Mainstream Renewable Power’s proposed Neart na Gaoithe offshore wind farm project has reached a significant milestone with the granting of planning consent by East Lothian Council for the onshore works required to connect the wind farm to the National Grid.
East Lothian Council’s Planning Committee agreed on 18thJune to grant consent for the onshore works which include 12 kilometres of buried cable between Thorntonloch Beach, East Lothian, where the subsea cable is planned to reach shore, and Crystal Rig onshore wind farm in the Lammermuir Hills, where the grid connection would be made. The consent includes a new substation to be constructed at Crystal Rig, adjacent to an existing substation.
Work on the onshore works is expected to start in 2014 with completion scheduled for 2016. The cable will be buried for the full length of its route.
The combined onshore and offshore development represents an investment of approximately £1.3bn and is expected to create hundreds of direct and indirect jobs, both during construction and throughout its operation.
If consented, Neart na Gaoithe, 15.5 kilometres off the coast of Fife and in water depths of 45-55 metres, is expected to start generating renewable electricity from 2017. With an installed capacity of 450MW, the project will generate enough electricity to power the equivalent of 325,000 homes (the number of homes in Edinburgh).
The offshore consent application was submitted to the Licensing Operations Team of Marine Scotland, the Scottish Government’s offshore planning directorate, in July 2012, with a decision expected later this year. Of the offshore wind farm proposals currently under consideration by Marine Scotland, Neart na Gaoithe is the first to receive detailed planning consent for its grid connection works.
Mainstream Renewable Power recently submitted additional information to Marine Scotland detailing a reduction in the number of turbines it intends to site at Neart na Gaoithe. A maximum of 90 turbines are now planned across the 100 square kilometre site, down from a previous maximum of 125.

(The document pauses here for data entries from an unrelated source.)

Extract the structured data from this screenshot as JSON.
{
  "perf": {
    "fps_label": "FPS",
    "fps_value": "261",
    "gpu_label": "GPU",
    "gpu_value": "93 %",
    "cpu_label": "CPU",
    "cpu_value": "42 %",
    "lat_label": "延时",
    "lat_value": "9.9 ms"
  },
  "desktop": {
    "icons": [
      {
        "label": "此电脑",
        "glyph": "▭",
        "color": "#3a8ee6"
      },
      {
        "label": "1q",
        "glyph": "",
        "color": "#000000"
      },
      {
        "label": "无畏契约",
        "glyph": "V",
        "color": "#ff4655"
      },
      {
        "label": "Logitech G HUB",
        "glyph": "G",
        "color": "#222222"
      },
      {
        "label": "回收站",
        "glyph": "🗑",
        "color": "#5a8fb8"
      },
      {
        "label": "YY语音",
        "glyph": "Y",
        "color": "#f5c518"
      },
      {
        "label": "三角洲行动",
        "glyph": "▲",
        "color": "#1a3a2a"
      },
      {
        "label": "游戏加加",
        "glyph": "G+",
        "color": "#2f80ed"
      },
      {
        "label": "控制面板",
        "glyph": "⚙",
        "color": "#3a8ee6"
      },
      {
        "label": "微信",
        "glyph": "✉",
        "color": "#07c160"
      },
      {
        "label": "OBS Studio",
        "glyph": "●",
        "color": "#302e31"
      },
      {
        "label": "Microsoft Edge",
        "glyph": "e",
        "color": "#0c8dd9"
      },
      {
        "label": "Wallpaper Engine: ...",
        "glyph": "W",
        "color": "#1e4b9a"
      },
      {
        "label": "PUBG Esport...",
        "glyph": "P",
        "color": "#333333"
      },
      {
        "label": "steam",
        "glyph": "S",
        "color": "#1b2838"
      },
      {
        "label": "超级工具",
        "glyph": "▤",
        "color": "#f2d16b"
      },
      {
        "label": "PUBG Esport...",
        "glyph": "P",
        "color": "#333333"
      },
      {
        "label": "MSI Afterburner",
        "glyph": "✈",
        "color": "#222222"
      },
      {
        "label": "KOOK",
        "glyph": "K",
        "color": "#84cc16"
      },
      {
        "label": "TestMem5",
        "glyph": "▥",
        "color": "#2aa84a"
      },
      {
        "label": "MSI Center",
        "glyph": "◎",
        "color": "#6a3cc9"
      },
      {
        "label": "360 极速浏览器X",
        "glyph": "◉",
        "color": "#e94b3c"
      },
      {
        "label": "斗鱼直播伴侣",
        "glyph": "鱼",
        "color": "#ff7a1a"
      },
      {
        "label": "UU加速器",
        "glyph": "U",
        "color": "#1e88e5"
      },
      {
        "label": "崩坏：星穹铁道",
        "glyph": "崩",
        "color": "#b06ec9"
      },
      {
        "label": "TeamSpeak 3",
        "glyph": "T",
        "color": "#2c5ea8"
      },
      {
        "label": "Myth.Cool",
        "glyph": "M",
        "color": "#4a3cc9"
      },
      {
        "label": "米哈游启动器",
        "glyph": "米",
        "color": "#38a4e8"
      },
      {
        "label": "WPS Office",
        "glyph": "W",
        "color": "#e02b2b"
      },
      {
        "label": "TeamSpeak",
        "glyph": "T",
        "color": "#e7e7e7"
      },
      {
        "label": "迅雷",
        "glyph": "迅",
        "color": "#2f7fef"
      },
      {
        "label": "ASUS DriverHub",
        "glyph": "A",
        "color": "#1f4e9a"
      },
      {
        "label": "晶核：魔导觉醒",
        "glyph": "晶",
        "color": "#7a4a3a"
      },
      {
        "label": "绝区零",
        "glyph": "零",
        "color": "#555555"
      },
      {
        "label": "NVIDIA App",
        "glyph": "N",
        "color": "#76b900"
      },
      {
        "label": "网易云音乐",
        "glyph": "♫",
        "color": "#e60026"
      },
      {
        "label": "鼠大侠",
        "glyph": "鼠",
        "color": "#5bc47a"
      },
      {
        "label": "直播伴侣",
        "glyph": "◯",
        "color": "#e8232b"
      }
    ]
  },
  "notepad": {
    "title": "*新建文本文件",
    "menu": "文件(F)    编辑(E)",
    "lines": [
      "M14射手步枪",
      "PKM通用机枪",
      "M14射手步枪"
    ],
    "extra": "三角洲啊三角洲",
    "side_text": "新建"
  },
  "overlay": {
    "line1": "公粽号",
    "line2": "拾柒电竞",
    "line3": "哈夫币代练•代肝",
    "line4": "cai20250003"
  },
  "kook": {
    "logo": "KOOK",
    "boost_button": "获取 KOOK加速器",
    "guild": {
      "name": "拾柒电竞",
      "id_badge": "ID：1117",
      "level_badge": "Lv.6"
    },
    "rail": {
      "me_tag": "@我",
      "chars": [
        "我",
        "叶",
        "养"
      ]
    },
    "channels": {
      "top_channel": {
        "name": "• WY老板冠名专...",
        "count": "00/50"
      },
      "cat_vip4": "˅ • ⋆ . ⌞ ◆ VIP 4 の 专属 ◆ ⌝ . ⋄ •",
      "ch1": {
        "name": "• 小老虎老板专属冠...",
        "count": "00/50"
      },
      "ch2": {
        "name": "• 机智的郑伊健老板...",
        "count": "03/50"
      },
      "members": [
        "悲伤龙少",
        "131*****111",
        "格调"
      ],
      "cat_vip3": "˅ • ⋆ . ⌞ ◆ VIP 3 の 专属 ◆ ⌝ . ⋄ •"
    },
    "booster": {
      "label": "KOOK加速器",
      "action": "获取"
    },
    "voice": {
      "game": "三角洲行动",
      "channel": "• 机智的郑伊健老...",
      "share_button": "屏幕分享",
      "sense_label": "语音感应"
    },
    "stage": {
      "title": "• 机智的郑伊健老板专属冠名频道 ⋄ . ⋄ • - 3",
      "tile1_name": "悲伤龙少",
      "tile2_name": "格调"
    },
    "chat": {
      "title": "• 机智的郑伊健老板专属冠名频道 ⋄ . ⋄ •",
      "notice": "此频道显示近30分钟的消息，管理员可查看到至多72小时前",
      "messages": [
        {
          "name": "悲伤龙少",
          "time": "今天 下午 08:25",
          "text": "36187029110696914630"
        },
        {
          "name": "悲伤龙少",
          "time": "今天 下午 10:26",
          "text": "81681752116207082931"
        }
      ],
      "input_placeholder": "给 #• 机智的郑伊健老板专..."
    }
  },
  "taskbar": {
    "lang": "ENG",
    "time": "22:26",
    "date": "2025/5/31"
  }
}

Commenting on the onshore planning consent, David Sweenie, Offshore Manager Scotland for Mainstream Renewable Power, said:
“This is a major landmark for Neart na Gaoithe, allowing us to work towards ensuring that the onshore connection is ready for when the wind farm starts to generate power. The whole project is of major significance for Scotland and will make a strong contribution towards Scotland achieving its 2020 renewable energy targets. We can’t wait to get going.”